WHAT TO PRODUCE:
Copy every entry exactly as it reads and exclude whatever pictures appear.

DATA FOR PROCESSING:
******

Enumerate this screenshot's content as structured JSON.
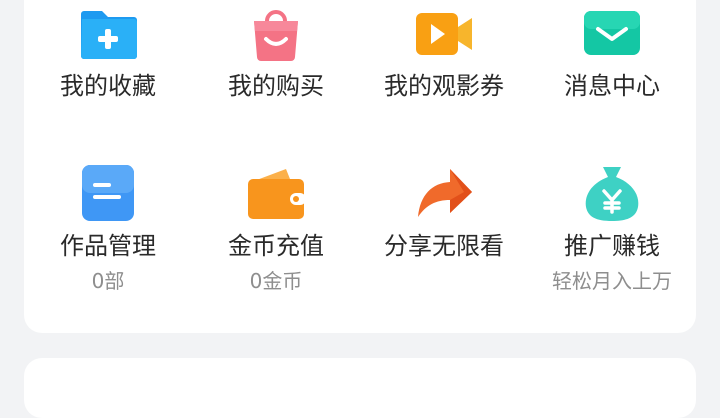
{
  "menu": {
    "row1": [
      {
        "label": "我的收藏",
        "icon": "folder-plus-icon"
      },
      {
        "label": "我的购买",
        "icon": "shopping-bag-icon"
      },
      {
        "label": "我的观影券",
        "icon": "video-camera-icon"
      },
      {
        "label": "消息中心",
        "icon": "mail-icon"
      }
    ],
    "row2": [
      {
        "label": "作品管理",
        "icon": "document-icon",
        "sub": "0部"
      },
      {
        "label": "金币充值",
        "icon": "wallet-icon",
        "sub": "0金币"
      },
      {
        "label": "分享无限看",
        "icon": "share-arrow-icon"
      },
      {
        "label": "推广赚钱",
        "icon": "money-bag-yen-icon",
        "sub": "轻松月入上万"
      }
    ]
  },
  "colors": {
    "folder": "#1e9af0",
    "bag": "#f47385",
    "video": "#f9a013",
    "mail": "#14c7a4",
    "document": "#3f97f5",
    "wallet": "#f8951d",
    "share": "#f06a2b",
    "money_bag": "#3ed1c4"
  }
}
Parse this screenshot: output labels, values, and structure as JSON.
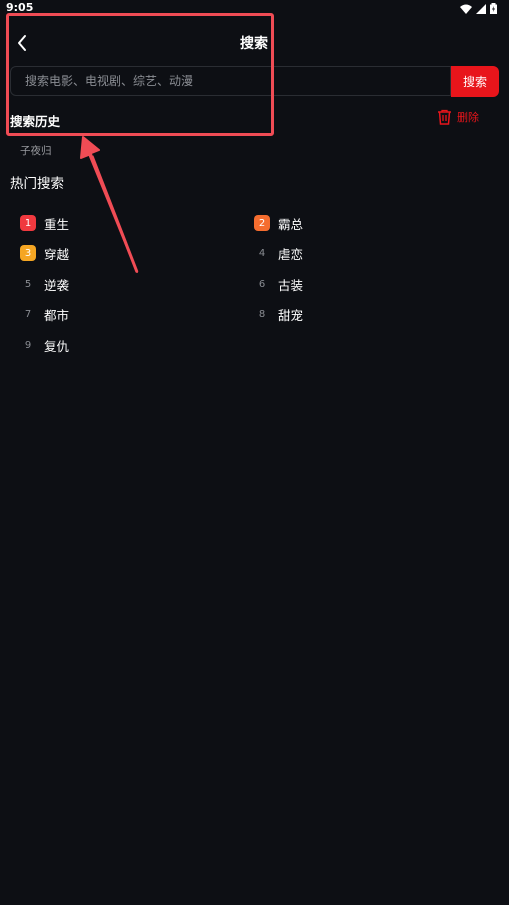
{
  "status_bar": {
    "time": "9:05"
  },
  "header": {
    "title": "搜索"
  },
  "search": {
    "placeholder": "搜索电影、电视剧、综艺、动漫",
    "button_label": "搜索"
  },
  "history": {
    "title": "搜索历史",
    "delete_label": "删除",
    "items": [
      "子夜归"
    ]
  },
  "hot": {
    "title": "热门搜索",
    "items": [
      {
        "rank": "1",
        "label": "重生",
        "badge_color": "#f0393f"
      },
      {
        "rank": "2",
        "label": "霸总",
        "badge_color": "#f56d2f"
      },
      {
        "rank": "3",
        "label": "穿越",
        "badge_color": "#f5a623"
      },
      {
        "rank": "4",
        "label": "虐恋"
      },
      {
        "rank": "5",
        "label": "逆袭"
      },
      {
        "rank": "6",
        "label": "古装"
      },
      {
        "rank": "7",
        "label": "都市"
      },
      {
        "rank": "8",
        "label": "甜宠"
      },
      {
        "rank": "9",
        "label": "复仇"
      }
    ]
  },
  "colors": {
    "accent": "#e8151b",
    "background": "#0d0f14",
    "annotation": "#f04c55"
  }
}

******

SOLUTION:
Enumerate this screenshot's content as structured JSON.
{
  "menu": {
    "row1": [
      {
        "label": "我的收藏",
        "icon": "folder-plus-icon"
      },
      {
        "label": "我的购买",
        "icon": "shopping-bag-icon"
      },
      {
        "label": "我的观影券",
        "icon": "video-camera-icon"
      },
      {
        "label": "消息中心",
        "icon": "mail-icon"
      }
    ],
    "row2": [
      {
        "label": "作品管理",
        "icon": "document-icon",
        "sub": "0部"
      },
      {
        "label": "金币充值",
        "icon": "wallet-icon",
        "sub": "0金币"
      },
      {
        "label": "分享无限看",
        "icon": "share-arrow-icon"
      },
      {
        "label": "推广赚钱",
        "icon": "money-bag-yen-icon",
        "sub": "轻松月入上万"
      }
    ]
  },
  "colors": {
    "folder": "#1e9af0",
    "bag": "#f47385",
    "video": "#f9a013",
    "mail": "#14c7a4",
    "document": "#3f97f5",
    "wallet": "#f8951d",
    "share": "#f06a2b",
    "money_bag": "#3ed1c4"
  }
}
Parse this screenshot: output labels, values, and structure as JSON.
{
  "status_bar": {
    "time": "9:05"
  },
  "header": {
    "title": "搜索"
  },
  "search": {
    "placeholder": "搜索电影、电视剧、综艺、动漫",
    "button_label": "搜索"
  },
  "history": {
    "title": "搜索历史",
    "delete_label": "删除",
    "items": [
      "子夜归"
    ]
  },
  "hot": {
    "title": "热门搜索",
    "items": [
      {
        "rank": "1",
        "label": "重生",
        "badge_color": "#f0393f"
      },
      {
        "rank": "2",
        "label": "霸总",
        "badge_color": "#f56d2f"
      },
      {
        "rank": "3",
        "label": "穿越",
        "badge_color": "#f5a623"
      },
      {
        "rank": "4",
        "label": "虐恋"
      },
      {
        "rank": "5",
        "label": "逆袭"
      },
      {
        "rank": "6",
        "label": "古装"
      },
      {
        "rank": "7",
        "label": "都市"
      },
      {
        "rank": "8",
        "label": "甜宠"
      },
      {
        "rank": "9",
        "label": "复仇"
      }
    ]
  },
  "colors": {
    "accent": "#e8151b",
    "background": "#0d0f14",
    "annotation": "#f04c55"
  }
}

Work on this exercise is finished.